C&A eAlert – Obituary - the Competition Appellate Tribunal 

May 2017

On 26 May 2017, a government notification[1] finally put an end to the Competition Appellate Tribunal (COMPAT) replacing it with the National Company Law Appellate Tribunal (NCLAT).

The government notification brings Part XIV of the Finance Act, 2017 (Finance Act) into operation, which provides for merger of several tribunals, including the COMPAT. From the effective date (26 May 2017), COMPAT will cease to exist and NCLAT will begin operating as the appellate body under the Competition Act, 2002 (Competition Act).

Amendments

The Finance Act primarily amends Section 53 A of the Competition Act, 2002 (Competition Act) which was the core provision in relation to filing an appeal against specific orders of the Competition Commission of India (CCI/Commission).

The amendment essentially replaces the appellate body from COMPAT to NCLAT. However, the substantive provisions in relation right to appeal un-amended. Thus, right to appeal before the NCLAT would be the same as the pre-existing right of appeal before the COMPAT.

In addition, like its predecessor, the NCLAT would also be relevant authority to seek a compensation under the Competition Act.

The Transition

The amendment came into force on 26 May 2017 (date of appointment). Fresh appeals from this date would be filed with the NCLAT.

Post this date of appointment, all cases pending before the COMPAT will be transferred.
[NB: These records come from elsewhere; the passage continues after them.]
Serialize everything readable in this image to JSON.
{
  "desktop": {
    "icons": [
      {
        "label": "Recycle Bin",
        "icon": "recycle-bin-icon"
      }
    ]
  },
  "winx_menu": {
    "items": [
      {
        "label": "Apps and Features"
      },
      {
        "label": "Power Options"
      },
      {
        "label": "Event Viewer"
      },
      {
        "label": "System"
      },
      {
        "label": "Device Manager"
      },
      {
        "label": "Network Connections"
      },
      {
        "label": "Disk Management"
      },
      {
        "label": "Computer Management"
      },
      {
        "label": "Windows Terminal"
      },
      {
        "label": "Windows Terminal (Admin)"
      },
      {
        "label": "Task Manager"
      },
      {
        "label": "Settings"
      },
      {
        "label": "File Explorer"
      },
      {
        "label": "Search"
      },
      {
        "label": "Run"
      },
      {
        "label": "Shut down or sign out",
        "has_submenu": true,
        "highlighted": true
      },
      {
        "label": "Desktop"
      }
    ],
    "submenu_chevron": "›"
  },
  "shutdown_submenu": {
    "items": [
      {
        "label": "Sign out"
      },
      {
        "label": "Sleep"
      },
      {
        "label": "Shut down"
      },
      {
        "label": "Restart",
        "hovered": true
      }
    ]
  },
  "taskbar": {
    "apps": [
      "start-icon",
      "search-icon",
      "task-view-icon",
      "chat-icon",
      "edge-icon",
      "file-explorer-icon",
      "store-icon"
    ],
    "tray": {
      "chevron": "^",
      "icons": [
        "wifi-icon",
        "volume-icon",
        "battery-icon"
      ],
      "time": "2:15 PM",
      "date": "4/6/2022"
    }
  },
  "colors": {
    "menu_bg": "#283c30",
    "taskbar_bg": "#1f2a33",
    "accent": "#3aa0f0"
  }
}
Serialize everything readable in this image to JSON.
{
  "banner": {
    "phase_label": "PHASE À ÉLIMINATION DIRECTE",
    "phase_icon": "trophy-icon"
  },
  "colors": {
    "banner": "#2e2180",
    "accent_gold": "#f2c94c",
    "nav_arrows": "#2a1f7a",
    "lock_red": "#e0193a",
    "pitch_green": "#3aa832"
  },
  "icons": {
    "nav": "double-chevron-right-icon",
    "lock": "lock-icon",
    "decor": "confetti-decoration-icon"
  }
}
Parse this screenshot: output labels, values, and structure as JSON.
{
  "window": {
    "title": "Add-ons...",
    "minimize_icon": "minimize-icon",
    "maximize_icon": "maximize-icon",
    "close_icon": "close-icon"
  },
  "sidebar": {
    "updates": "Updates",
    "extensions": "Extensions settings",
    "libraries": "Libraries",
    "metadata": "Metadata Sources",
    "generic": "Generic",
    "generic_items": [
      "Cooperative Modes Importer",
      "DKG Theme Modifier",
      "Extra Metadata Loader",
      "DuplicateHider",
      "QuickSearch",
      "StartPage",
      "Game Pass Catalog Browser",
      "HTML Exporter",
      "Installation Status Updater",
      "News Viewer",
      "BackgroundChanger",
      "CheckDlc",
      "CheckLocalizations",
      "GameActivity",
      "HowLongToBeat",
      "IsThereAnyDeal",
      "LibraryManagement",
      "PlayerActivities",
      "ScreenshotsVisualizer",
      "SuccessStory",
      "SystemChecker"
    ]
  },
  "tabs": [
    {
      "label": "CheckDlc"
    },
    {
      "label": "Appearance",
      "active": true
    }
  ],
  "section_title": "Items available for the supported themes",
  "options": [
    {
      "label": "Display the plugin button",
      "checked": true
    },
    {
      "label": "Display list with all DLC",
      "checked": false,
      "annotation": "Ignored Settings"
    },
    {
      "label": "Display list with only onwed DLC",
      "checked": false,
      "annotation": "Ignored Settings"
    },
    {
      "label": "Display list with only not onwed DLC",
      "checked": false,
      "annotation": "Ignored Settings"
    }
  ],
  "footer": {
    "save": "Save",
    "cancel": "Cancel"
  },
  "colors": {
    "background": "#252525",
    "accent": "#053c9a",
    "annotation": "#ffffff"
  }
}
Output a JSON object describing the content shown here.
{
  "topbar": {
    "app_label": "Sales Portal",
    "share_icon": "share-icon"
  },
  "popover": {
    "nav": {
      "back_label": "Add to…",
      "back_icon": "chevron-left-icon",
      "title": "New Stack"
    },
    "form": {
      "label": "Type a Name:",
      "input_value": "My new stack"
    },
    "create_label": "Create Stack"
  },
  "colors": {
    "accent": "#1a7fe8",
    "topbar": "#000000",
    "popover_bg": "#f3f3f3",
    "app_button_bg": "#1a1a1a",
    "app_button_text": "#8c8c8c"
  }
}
The matters can either be heard afresh or continue from the state pending before the COMPAT.

The Takeaways

While the amendment is fairly straightforward, the actual transition is likely to face predictable teething problems such as the relevant procedure for filing the appeal.

Notably, the amendment does not touch the substantive provisions. Right to appeal under the Competition Act has been restricted to only certain orders of the Commission – leaving a significant lacuna for relief against orders not listed in Section 53 A. This gap would continue to apply even post the amendment.

However, the most important question, currently left open is the efficacy of the NCLAT. In the eight years of its existence, the COMPAT proved to be the sentinel on the qui vive – emphasizing the strict adherence to due process and natural justice by CCI and its investigating arm. Perhaps, most importantly, the COMPAT articulated the concept of ‘relevant turnover’ which significantly reduced the CCI’s powers to penalize erring enterprises.

Being a specialized appellate body, the COMPAT was quick to understand and apply the nuances of competition law. On the contrary, the NCLAT, responsible for adjudicating matters under the Indian Companies Act, 2013 and the Insolvency and Bankruptcy Code, 2016 will now have appeals under the Competition Act to deal with. Whilst the amendment reflect the government policy to avoid multiplicity of various tribunals, it remains to be seen if the NCLAT will be an effective appellate tribunal in dealing with competition specific issues.

Should you have any questions, please contact members of our competition law team.

Karan Singh Chandhiok
Head, Competition and Dispute Resolution Practice
karan.chandhiok@chandhiok.com

Vikram Sobti
Managing Associate
vikram.sobti@chandhiok.com

Kalyani Singh
Managing Associate
kalyani.singh@chandhiok.com

 

 

© 2017 Chandhiok & Associates, Advocates and Solicitors

This e-alert is for information purposes only and does not constitute legal advice.

© 2020 Chandhiok & Mahajan